It’s no secret that if you’ve picked a career in the performing arts you are bound to face rejection time and time again. It’s also no secret that maintaining a healthy level of confidence can be difficult when it feels like you are failing. It’s a sea of “no’s” mixed with the occasional, joyful “yes.”
Unfortunately, it’s the nature of the business. However, rejection is also essential to be able to truly relish and enjoy the moments of success when they do come. I’m not saying rejection is easy, but there are certainly ways to learn from a “no” to build your confidence for your next audition.
- First and foremost, if you even WENT to an audition today, yesterday, this month – that is huge! It’s easy to forget that the sheer act of auditioning is nerve-wracking and time consuming. You put yourself out there, you most likely were in front of someone you’ve never auditioned for before and for at least 5 minutes you got to do what you love and performed for someone! You may not realize it, but that person who auditioned you today – even if you aren’t right for this project, school, performance, etc. – now knows you and may cast you later on for a different role. It happens all the time.
- Be kind. If you see a show you truly loved, why not let the performers know you really liked it? Find them on Facebook and shoot them a message and let them know how inspiring it was. You’ll be making that person’s day no doubt and will be establishing a new connection simultaneously. Help build someone else’s morale and you’ll be indirectly boosting your own happiness/confidence. Being kind is contagious. It will come back to you.
- Surround yourself with people who are positive and outgoing. Try to distance yourself from those whose confidence is overshadowed by their arrogance or whose mentality is negative and draining.
- Do more of the things you love to do. Since you LOVE to perform – create opportunities for yourself! You don’t have to be in a show or performing in a concert to get your creative juices flowing! Have occasional get-togethers at your apartment where people can showcase their latest audition songs to get some feedback from trusted friends/colleagues. Start a play-a-month club and meet in a coffee shop with fellow actors to discuss the play. Honing your skills and being able to find an outlet to perform directly influences your confidence.
It’s completely normal to feel down or insecure if you are an artist. Take the moments of uncertainty and learn from them to better fuel you for your next big audition or performance. You are brave for following your passion and you must remind yourself of that.

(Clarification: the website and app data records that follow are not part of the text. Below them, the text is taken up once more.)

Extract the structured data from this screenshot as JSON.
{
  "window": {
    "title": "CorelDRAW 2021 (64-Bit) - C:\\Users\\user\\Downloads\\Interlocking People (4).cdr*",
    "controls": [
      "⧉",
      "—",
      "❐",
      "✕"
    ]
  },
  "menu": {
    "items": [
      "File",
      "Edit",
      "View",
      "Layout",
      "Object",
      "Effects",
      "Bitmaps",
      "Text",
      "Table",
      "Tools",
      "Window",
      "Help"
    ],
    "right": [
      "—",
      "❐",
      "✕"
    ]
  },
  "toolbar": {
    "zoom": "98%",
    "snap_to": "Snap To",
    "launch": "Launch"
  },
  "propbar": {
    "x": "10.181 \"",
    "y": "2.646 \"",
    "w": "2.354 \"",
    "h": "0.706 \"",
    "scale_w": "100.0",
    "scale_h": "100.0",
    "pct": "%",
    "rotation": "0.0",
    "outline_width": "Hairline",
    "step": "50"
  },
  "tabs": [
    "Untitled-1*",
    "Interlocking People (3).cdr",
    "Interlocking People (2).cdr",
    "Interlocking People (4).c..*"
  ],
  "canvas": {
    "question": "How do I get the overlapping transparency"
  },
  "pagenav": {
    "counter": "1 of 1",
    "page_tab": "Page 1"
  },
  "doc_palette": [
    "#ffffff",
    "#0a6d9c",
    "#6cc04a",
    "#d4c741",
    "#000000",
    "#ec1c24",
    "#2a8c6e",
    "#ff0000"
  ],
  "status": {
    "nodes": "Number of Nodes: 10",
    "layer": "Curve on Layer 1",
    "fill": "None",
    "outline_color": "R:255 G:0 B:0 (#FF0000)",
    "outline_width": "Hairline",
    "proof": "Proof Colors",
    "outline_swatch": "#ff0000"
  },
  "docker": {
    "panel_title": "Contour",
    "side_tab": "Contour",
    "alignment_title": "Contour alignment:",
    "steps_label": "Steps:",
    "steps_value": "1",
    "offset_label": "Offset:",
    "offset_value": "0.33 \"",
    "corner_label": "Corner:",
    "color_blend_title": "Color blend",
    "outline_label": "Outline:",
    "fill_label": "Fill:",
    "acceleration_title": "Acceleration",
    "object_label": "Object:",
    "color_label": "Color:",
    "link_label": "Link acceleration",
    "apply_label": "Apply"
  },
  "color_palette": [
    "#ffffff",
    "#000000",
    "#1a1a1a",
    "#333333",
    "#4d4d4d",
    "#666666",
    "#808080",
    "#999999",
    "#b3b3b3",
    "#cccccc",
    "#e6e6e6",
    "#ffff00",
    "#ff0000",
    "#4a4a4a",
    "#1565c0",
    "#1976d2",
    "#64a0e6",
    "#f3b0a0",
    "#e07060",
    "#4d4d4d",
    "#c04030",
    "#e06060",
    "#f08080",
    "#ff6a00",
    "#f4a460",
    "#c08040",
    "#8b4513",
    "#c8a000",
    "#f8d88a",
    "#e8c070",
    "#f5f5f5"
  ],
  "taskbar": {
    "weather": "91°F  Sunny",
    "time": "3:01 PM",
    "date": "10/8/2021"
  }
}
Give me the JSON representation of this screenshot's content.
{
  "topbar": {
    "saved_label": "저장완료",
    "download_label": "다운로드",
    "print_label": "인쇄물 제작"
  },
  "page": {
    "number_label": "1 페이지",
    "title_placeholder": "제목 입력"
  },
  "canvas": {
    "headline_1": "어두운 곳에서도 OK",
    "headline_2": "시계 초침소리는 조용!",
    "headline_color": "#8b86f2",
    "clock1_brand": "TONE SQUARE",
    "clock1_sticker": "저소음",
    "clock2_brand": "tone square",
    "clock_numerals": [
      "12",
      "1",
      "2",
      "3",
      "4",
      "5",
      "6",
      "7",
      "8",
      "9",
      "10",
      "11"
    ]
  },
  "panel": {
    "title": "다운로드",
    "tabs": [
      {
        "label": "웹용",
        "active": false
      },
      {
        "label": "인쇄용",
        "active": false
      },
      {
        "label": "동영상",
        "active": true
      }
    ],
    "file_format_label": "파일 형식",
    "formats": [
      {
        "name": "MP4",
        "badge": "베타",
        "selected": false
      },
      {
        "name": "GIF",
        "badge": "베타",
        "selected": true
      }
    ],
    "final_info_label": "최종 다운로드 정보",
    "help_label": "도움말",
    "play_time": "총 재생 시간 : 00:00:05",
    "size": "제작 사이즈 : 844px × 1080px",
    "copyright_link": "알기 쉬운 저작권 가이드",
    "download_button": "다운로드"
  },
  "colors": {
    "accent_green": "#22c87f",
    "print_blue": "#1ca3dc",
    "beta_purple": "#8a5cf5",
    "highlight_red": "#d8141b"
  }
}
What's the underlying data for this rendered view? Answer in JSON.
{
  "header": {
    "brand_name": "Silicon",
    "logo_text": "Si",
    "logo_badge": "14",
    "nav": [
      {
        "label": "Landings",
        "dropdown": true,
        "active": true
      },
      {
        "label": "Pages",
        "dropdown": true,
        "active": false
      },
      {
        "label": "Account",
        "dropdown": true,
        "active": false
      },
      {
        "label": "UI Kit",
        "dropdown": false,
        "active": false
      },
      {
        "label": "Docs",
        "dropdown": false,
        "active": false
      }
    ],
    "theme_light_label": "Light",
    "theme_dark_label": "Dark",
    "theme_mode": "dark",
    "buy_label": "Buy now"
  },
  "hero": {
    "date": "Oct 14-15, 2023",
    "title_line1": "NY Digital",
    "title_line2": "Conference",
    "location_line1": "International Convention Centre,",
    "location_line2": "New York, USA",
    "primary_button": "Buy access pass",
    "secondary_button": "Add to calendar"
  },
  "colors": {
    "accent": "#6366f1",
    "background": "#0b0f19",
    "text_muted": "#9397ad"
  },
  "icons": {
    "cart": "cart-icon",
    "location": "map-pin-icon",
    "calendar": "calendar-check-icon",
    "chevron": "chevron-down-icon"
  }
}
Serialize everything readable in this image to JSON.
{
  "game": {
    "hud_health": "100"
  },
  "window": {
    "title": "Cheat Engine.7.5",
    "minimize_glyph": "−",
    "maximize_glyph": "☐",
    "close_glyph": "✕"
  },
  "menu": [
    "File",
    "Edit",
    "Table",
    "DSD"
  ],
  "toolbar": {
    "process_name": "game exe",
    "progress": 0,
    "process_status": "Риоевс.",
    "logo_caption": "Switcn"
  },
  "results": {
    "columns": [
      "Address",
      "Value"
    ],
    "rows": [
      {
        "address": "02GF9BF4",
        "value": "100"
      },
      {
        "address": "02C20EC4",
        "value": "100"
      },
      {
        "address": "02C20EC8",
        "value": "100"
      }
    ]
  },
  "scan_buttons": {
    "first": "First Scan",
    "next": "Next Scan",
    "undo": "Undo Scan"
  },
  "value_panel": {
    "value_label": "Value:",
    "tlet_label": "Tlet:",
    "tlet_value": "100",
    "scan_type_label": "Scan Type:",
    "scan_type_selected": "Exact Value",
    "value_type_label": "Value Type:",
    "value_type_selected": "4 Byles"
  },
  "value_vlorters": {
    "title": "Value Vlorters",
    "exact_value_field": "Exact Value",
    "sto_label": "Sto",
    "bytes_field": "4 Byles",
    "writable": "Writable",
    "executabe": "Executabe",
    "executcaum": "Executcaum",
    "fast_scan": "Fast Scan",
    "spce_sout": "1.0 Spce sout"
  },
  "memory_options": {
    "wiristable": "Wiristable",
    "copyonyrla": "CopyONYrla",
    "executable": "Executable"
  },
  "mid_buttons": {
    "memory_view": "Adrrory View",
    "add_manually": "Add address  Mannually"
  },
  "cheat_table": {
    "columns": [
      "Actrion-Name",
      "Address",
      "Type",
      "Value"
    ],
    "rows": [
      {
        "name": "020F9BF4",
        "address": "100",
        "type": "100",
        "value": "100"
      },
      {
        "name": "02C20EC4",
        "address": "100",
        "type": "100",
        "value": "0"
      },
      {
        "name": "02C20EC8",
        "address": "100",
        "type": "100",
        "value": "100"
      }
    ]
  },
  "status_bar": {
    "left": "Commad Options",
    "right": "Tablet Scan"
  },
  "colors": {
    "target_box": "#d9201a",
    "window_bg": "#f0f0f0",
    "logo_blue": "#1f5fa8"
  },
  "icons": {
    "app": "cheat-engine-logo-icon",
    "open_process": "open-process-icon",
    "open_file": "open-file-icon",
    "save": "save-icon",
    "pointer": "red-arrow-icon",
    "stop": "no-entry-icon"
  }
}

Confidence comes with experience, so keep living life to the fullest, keep taking chances and keep rewarding yourself for a job well done. Even if the reward is in the form of a delicious chocolate chip cookie after an audition. You deserve it.